Entering the greenhouses I was aware of being in a totally clean environment. The first thing I had to do was walk over a special machine which cleaned my shoes and place my hands through special slots to be cleaned with ultra violet light. The steps taken to ensure cleanliness were extreme and there are some areas where visitors are not allowed for fear of contamination. We passed through the staff areas and saw racks of clean clothing as, like the hospital operating room staff, are provided with this every day. Entering the plant growing area was like a tropical paradise on a cold afternoon as it was warm and humid and bright with overhead lighting. Pepper plants were growing in various stages of development – one and half million of them and the plants seemed to stretch as far as the eye could see. They are grown in square plastic boxes without a bottom and watered and fertilized by being flooded from below. The growing medium is a special expanded rock product which is imported from Europe and the seeds come from suppliers all over the world. The peppers are ordered in advance by individual growers and each of these has their own colour which is dabbed on top of the supporting stake of their plants. Bevo tries to be as organic as possible. 90% of their water/fertilizer mix is recycled after being sterilized by ultra violet light and they have huge water storage tanks. They also use bio waste to provide heat. They use no pesticides unless specifically demanded by growers. White fly and thrips are kept at bay by parasitic wasps that hatch in rather scruffy pots of grass that are seen in each growing bay. Bevo has to buy batches of wasp eggs as so many are needed. Much of the work of plant growing has become quite mechanized with seeding machines that place a seed in each special growing plug. Some jobs still need doing by hand though and one of these is clipping the pepper plants to their stakes. There used to be problems with this as not only was it back breaking work to bend over and place a clip on each stem but lots of valuable plants got trampled in the process. Now workers lie on their tummies on a slow moving bench and put on the clips from above. It is much easier on them and the women doing the job were chatting to each other and had music to accompany the task. The plants can be placed much nearer to each other and as the demand for the product is much greater than the supply this is important.
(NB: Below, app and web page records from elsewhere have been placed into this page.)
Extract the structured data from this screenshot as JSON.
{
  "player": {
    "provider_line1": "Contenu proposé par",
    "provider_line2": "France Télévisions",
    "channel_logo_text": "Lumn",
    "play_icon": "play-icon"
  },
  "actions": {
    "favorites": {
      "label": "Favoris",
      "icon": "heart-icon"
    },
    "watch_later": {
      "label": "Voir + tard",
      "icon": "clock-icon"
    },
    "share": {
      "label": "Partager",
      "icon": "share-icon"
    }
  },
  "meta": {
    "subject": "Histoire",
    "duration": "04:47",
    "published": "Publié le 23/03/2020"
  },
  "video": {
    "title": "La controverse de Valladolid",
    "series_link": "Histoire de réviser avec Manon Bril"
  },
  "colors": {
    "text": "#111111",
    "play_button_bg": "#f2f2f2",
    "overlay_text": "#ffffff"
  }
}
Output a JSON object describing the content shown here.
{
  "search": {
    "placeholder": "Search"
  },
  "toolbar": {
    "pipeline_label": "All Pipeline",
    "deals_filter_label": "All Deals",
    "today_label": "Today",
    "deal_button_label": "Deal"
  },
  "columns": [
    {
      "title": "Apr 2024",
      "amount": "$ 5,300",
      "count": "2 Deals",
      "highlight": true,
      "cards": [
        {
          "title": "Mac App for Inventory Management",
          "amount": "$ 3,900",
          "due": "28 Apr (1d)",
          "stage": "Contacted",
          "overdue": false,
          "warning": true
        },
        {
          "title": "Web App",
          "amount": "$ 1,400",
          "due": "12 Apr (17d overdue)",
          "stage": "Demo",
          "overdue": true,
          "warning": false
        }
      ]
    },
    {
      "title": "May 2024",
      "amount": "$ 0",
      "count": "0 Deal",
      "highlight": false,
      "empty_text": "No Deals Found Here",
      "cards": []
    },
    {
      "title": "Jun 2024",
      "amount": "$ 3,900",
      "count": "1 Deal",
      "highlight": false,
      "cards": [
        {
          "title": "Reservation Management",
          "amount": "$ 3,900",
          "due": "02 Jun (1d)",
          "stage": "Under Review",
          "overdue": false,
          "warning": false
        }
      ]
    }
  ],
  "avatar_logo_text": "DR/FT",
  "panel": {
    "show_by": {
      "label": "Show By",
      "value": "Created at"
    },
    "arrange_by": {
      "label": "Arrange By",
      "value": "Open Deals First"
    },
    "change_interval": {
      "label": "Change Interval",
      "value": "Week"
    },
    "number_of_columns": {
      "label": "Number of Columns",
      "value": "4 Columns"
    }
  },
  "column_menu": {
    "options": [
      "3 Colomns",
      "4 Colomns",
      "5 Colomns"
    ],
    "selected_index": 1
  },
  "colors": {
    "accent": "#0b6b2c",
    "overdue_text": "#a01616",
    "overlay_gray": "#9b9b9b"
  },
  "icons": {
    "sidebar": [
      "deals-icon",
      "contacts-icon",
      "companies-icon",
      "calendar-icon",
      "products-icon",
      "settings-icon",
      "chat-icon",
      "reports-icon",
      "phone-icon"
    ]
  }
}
Bevo is a major contributor to the BC economy as much of their product gets shipped to the US. They provide most of the Poinsettias for Costco stores in Washington State amongst other things. This is a family company with Dutch roots and senior staff have been trained there. The company is working with UBC to try and breed a pawpaw variety that will be suitable for the Okanagan and which also will have smaller seeds. We await progress and sampling of this product!

I felt grateful for this interesting opportunity and will regard the red and green peppers that I throw casually into my shopping cart with much more respect after this experience.

Lois Woolley